            Nicolas Winding Refn seems to tell us more in Drive when little or nothing is said and this notion is personified by The Driver himself.  The Driver is very soft-spoken the entire film.  He states simply over the phone to criminals that he only waits five minutes, he doesn't join in on the heists, "I don't carry a gun….I Drive."  This notion of "Less is More" can best be explained with the Elevator scene.  

That scene is not only sex and violence personified, but we also learn a lot about the Driver without him ever saying a word.  There is not one bit of dialogue in the scene.  It begins with The Driver pulling Irene into the corner for a kiss, and ends with him stomping a man's brains into mush.  When asked about the scene, Refn said "Every movie has to have a heart—a place where it defines itself—and in every movie I've made there's always a scene that does that.

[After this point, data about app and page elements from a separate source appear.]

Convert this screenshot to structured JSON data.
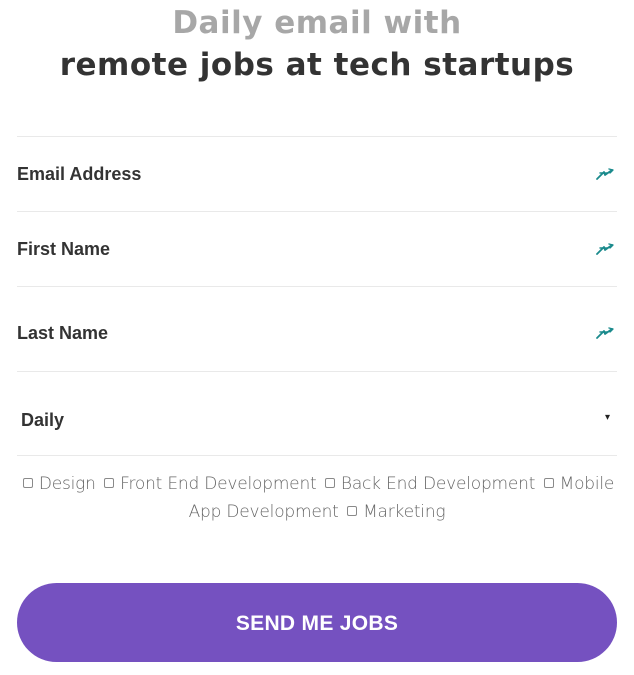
{
  "heading": {
    "line1": "Daily email with",
    "line2": "remote jobs at tech startups"
  },
  "form": {
    "email_label": "Email Address",
    "first_name_label": "First Name",
    "last_name_label": "Last Name",
    "frequency_value": "Daily",
    "frequency_arrow": "▾",
    "autofill_icon": "lastpass-autofill-icon"
  },
  "categories": [
    {
      "label": "Design"
    },
    {
      "label": "Front End Development"
    },
    {
      "label": "Back End Development"
    },
    {
      "label": "Mobile App Development"
    },
    {
      "label": "Marketing"
    }
  ],
  "submit_label": "SEND ME JOBS",
  "colors": {
    "accent": "#7551c0",
    "icon": "#1a8a8c",
    "heading_muted": "#a7a7a7",
    "heading_dark": "#333333"
  }
}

On Drive, it was hard for me to wrap my head around it. I realized I needed to show in one situation that the Driver is the hopelessly romantic knight, but he's also completely psychotic and is willing to use any kind of violence to protect innocence. But that scene was never written. As I was going along, it just kind of popped up." (Notice how he said "knight")

            Drive is a film that demands your full attention if you want to absorb all it has to offer.  However, if you simply want to watch it for the Action, Style, or maybe you have a big crush on Mr. Gosling, Drive delivers on those aspects as well.  Some films come out and people say, "That film is style over substance" or vice versa. Drive has enormous but equal levels of both and I think Refn cemented his status as visionary and contemporary Auteur.